Although the majority of the government entities apply a common sense approach to Kansas Open Records Act (KORA) requests and costs; an unfortunate few use KORA fees as a barrier to transparency, and there is currently no recourse for citizens who believe the charges, or their treatment, are unfair.
For example, the Gardner-Edgerton School District charges fees for computer-generated reports – charging staff time and copy charges for information that should be readily available with a customized report and the push of a button in this computerized age. At this time, USD 231 will not provide electronic information, but instead require patrons pick up hard copies at the board office and make immediate payment. They do not accept credit cards. There is no refund policy.
Residents rarely report challenges when requesting records from the Spring Hill School District or the cities of Gardner, Edgerton and Spring Hill.
While USD 231 charges for most routine requests, they are not alone.
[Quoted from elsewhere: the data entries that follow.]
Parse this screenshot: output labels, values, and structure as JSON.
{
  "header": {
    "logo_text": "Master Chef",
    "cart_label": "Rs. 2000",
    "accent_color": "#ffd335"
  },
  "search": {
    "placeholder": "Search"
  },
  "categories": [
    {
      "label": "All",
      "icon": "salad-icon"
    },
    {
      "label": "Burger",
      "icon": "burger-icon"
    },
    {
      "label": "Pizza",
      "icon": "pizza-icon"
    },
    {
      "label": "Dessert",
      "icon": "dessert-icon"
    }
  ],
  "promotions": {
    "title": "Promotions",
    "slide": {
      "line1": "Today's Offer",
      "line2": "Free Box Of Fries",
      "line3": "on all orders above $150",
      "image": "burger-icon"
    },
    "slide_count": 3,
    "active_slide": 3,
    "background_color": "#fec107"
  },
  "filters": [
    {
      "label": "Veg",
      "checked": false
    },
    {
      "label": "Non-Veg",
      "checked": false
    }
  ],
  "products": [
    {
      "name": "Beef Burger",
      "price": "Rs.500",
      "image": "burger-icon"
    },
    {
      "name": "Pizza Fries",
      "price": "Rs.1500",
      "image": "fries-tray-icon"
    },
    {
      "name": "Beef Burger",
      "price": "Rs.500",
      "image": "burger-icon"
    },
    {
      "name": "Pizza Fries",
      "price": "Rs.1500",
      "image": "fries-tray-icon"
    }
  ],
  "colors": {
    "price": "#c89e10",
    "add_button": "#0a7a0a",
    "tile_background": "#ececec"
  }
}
While several Gardner area residents traveled to Topeka to testify before the Federal and State Affairs committee supporting Senate Bill 10 – a bill that would cap and set a uniform standard for KORA fees – residents also attended from northern Johnson County and Wichita.
Unfortunately, the number of taxpayer-funded lobbyists opposing the legislation outnumbered citizens – who traveled on their own dime – easily 10 to 1. The bill was tabled, but hopefully discussion will continue and a common sense compromise can be reached.
There are several areas for discussion. We would like to see the following:
• A PRICE CAP be set on “fair and reasonable” fees, perhaps based on fair market value. Kinkos, a private for-profit business, makes paper copies for 25 cents, and this cost is inclusive of all overhead including salary and benefits.
• a PRICING CHART equally applicable to all. It appears some constituents are charged, others are not, and the pricing appears to be on a “rubber rate card.” Price chart should be readable, published and readily visible.
• an ITEMIZED ESTIMATE/INVOICE – government agencies should immediately provide a “good faith estimate” within 24 hours of receiving the request. If the request appears to be labor intensive. The “good faith estimate” should not be used by government agencies to extend the three-day answer period for requests.
• a GRIEVANCE PROCEDURE. Taxpayers who believe they are being priced out of KORA requests, or have other problems associated with obtaining KORA requests should have a grievance procedure both within, and outside, the government entity – perhaps the Government Ethics Commission or similar agency.
Our thanks to area residents who took time out of their schedules, paid their own way, and testified in favor of of the bill. A special thanks goes to Sen. Jake Laturner, who braved the scorn of paid lobbyists to introduce this bill on constituents’ behalf.Transparency is key to good government.
KORA should not be used as a barrier to providing the public information.
Written by the editorial staff.